Cybersecurity in construction
When risks are accessed in the construction industry it typically brings to mind worker safety and the question of on-time delivery by subcontractors and supply chain vendors or payment by clients. However, with technology increasingly being incorporated into construction it has opened up the industry to an entirely new type of threat.
Smart technology is being increasingly introduced to manage systems and these applications vary from smart motorways, to building heating or cooling systems, power supply, lift operations and security systems. Not to mention data servers which may contain BIM systems, blueprints and supplier or employee data. Cybersecurity is something that the construction industry should be concerned about, especially with the new GDPR regulations. Yet the overall feeling in the industry seems to be that it isn’t a priority – it should be.
Everyone is vulnerable

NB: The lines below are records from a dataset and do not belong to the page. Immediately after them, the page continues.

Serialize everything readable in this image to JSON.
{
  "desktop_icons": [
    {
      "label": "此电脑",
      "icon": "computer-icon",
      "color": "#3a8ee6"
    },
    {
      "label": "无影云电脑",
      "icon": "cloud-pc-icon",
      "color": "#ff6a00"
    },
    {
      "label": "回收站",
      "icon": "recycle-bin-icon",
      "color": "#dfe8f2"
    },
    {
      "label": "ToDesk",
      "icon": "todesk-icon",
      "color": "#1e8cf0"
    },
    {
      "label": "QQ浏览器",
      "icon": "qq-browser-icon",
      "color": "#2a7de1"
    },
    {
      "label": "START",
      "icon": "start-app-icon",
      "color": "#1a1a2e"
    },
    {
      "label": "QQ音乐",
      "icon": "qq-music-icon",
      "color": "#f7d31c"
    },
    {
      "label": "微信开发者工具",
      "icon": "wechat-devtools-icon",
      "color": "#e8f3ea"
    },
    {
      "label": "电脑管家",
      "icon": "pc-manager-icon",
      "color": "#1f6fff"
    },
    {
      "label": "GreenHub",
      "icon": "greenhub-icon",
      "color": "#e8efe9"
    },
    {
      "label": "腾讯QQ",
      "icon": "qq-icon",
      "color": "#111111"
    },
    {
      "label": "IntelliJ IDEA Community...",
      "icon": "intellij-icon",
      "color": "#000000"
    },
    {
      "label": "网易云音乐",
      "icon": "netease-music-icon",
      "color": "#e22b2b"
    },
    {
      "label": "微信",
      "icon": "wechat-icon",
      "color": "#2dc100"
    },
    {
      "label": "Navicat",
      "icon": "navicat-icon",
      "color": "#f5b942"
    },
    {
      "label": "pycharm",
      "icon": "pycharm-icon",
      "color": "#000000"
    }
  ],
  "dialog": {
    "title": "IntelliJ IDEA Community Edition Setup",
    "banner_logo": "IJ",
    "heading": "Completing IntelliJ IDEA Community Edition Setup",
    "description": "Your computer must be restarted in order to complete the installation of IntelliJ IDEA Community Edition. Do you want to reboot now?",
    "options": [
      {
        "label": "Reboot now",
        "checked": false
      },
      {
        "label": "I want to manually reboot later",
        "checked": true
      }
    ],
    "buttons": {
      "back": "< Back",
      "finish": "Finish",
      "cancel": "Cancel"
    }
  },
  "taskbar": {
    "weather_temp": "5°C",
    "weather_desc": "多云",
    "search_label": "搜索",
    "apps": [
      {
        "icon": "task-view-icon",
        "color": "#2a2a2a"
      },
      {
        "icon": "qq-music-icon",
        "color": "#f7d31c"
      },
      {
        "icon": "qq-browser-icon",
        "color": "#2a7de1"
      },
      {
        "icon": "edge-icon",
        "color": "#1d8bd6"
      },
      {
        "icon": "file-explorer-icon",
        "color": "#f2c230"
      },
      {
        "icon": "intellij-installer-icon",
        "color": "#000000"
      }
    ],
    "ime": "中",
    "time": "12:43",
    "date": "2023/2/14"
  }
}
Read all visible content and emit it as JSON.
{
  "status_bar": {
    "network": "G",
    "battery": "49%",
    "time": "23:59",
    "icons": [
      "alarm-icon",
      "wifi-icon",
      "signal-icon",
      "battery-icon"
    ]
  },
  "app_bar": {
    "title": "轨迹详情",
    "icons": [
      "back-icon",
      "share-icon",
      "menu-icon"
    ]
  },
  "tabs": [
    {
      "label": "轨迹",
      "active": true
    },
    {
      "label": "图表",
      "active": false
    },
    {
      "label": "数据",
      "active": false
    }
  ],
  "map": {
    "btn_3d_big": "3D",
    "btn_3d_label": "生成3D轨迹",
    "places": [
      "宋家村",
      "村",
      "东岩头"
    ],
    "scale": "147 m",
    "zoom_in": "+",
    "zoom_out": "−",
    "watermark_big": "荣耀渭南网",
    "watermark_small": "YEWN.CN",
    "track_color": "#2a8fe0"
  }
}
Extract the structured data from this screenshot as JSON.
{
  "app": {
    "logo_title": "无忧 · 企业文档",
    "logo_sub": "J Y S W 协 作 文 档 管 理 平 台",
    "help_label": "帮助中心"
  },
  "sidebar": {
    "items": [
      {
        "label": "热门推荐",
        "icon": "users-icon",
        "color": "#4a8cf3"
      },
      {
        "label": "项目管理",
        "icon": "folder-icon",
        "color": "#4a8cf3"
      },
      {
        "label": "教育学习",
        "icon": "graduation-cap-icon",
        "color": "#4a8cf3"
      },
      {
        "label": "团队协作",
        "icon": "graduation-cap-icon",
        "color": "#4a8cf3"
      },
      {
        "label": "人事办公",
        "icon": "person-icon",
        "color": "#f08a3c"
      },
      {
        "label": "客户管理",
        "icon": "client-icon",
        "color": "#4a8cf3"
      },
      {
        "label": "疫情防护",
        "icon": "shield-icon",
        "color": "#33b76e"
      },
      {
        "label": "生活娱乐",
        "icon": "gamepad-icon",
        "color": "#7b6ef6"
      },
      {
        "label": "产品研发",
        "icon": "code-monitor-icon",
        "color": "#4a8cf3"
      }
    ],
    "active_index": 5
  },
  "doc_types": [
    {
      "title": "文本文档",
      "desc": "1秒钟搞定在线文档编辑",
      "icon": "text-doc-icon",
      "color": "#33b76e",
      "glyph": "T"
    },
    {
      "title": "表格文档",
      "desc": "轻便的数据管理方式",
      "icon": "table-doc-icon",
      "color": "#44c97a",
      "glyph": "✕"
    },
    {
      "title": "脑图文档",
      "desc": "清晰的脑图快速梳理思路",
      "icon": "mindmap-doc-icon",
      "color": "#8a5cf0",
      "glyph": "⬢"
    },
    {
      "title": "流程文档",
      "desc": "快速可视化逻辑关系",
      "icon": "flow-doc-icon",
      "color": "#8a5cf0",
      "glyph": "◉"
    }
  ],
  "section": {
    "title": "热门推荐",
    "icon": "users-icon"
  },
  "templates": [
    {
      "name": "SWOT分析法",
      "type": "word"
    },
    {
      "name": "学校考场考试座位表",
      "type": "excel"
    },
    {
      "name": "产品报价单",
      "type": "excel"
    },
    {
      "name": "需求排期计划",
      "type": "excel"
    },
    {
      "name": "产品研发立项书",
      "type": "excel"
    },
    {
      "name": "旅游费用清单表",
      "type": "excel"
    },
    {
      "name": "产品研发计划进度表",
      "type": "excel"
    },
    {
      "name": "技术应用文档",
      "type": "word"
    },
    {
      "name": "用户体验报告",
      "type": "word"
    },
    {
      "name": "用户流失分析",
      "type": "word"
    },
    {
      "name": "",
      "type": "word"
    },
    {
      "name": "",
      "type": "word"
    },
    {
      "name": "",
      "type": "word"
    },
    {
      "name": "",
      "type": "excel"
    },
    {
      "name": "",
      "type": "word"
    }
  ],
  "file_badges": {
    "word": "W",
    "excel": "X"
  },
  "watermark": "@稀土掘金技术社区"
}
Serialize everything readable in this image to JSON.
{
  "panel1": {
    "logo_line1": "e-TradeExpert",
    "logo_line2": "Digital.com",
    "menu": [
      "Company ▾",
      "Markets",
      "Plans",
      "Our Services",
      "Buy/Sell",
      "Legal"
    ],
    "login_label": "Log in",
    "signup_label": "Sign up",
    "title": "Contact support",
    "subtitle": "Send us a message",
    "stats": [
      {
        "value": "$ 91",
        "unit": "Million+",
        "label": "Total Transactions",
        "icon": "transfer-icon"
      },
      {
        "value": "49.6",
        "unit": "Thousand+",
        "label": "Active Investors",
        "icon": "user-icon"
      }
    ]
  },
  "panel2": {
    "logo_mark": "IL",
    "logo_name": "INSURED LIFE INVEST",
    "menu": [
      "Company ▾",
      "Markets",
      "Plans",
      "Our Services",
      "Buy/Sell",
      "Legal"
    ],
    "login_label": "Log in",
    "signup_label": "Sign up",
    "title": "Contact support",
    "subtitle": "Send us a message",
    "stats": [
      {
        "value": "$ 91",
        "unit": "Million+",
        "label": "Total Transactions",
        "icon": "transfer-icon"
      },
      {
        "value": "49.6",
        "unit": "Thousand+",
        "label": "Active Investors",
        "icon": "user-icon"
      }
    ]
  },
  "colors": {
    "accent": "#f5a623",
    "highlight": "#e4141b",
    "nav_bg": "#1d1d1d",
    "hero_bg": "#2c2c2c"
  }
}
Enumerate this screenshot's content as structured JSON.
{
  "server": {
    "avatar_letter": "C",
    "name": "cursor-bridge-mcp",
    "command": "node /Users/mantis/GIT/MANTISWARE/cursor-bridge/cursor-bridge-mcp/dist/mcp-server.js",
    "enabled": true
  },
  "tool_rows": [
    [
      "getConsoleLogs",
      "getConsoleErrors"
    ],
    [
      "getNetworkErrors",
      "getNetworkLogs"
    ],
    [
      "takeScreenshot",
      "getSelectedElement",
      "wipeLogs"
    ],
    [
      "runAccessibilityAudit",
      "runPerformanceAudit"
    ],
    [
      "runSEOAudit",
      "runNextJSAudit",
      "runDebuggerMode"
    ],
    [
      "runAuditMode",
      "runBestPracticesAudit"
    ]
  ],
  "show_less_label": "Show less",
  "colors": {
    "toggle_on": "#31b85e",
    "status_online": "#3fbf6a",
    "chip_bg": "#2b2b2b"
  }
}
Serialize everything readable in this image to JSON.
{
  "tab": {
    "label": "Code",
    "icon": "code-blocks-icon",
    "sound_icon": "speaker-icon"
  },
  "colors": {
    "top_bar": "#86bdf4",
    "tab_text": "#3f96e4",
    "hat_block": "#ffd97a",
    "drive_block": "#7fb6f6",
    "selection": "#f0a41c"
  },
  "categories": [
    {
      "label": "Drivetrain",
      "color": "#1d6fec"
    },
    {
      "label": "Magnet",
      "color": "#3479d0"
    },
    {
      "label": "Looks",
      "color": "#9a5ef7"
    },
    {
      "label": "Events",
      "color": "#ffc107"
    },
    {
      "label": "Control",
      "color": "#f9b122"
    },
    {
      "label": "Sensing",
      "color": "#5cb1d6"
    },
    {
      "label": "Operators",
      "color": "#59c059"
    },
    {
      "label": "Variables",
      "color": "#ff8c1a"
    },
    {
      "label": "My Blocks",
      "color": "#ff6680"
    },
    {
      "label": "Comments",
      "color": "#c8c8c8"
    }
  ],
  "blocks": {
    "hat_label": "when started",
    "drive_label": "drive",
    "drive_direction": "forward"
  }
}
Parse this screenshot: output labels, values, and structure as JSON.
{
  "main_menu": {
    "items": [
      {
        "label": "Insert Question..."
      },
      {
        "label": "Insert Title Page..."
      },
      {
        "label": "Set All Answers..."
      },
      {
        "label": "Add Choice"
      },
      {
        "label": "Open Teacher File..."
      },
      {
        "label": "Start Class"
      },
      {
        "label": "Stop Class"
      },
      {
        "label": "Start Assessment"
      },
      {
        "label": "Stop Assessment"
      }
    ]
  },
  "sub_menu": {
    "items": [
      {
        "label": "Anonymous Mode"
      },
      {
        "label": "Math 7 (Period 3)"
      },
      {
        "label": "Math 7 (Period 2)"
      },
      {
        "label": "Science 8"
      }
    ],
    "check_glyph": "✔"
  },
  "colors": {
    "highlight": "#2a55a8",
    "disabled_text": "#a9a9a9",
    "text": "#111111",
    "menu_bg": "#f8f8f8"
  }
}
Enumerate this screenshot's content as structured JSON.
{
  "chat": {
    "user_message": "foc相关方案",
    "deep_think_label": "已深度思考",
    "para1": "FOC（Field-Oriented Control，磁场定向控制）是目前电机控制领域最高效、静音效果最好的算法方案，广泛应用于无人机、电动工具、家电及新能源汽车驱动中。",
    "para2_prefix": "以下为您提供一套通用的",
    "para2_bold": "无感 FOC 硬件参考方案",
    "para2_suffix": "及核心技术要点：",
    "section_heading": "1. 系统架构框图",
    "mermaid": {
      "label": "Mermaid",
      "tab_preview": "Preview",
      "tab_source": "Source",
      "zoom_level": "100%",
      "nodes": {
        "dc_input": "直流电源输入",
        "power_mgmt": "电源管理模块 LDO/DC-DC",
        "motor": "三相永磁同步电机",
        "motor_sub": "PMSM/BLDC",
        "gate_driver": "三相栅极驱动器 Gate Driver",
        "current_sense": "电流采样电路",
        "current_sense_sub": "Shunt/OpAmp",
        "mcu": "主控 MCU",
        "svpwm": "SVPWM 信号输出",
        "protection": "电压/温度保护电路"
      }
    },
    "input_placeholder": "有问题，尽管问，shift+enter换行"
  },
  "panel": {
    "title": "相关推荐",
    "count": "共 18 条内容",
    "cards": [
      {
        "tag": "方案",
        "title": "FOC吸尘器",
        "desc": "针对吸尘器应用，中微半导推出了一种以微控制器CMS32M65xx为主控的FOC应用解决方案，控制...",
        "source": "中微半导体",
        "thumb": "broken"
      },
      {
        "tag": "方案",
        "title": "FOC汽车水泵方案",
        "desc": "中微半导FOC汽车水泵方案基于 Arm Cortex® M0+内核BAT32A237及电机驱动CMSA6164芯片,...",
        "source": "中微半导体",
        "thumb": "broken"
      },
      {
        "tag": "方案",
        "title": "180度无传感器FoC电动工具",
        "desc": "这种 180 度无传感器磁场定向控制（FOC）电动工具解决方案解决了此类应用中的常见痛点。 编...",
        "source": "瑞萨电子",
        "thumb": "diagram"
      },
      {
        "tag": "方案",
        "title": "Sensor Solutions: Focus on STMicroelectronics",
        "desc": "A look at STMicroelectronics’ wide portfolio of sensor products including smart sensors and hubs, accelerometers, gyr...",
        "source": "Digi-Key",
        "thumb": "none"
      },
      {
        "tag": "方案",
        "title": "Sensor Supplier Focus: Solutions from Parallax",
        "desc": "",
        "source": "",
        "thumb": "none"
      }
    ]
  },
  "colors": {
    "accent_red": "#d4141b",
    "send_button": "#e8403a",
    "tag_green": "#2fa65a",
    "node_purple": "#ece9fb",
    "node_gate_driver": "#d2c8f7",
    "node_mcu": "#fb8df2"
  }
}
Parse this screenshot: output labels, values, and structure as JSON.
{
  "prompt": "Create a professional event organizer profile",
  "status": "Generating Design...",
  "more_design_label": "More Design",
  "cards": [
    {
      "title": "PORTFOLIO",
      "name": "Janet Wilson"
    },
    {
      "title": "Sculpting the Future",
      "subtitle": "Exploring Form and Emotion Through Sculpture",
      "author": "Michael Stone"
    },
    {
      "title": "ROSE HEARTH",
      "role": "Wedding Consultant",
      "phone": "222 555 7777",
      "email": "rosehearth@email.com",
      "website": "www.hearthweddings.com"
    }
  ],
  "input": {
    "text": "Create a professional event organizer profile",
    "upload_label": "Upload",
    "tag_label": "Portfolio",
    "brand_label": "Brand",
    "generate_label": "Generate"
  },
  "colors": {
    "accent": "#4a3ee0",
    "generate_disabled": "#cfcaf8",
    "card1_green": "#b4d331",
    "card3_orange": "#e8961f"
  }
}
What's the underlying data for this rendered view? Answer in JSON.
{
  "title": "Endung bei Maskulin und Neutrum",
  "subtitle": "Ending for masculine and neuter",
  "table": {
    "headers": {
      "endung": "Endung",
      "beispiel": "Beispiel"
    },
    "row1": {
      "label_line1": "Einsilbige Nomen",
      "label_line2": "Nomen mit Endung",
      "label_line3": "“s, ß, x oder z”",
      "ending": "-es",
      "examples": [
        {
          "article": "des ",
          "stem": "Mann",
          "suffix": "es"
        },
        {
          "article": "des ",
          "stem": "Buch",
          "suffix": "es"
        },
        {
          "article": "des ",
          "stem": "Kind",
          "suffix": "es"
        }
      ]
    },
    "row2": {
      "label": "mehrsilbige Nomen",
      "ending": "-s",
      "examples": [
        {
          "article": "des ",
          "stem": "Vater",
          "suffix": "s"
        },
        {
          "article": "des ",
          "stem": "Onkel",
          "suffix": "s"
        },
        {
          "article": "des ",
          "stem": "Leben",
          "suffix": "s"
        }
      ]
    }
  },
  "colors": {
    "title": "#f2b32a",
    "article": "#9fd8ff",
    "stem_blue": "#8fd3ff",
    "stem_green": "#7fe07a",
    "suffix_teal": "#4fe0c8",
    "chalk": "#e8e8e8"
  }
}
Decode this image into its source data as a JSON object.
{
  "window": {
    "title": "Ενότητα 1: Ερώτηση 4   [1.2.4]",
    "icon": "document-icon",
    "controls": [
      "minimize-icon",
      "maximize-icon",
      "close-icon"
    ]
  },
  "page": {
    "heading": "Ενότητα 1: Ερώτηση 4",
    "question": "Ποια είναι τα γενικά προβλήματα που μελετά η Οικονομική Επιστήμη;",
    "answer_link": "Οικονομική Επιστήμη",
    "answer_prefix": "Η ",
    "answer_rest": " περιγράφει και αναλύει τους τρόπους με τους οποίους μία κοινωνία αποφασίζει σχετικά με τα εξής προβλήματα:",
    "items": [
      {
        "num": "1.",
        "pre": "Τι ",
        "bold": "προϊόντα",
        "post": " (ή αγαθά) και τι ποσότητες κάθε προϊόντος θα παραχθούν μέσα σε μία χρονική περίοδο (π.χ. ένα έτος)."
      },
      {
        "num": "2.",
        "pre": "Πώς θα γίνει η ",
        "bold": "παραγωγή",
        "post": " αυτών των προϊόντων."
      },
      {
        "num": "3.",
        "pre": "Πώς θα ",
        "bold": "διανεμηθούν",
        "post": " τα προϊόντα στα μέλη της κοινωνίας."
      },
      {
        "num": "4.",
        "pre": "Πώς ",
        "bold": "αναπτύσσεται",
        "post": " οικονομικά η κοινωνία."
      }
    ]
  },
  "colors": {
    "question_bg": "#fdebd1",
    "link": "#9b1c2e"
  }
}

Hackers are only too aware of the opportunities that exist as more industries start to embrace technology. While headlines have been made with cyberattacks that have been made on financial institutions, the implications for the construction and infrastructure sectors are actually a lot more scary.
Imagine a hacker is able to access the smart systems controlling motorways or rail systems, they could cause accidents, and bring transportation systems to a standstill. In Kiev in December 2016 the city experienced a city wide black out which was thought to be as a result of a cyberattack. One small vulnerability can open up cities to a great deal of risk with regards to smart technology in infrastructure.
Is there a solution?
Industry experts advise that a proactive approach is needed in construction to improve cybersecurity. Those companies that start implementation first will have the competitive advantage and will be less likely to become targets because there will be many other easier targets around.
Additionally, companies need to take into consideration how to build more secure systems and manage them from a holistic perspective. Vulnerabilities often occur at the point of integration and hackers only need a small window to get through. Having a master systems architect that can review all systems and integrations and identify vulnerabilities is important, especially in large corporations that have thousands of employees and suppliers, and run multiple operations systems.
Assuming individual systems are secure is not enough, there need to be proactive policies in place geared towards making sure that vulnerabilities are closed up. Otherwise it’ll only be a matter of time before a cyberattack becomes a reality.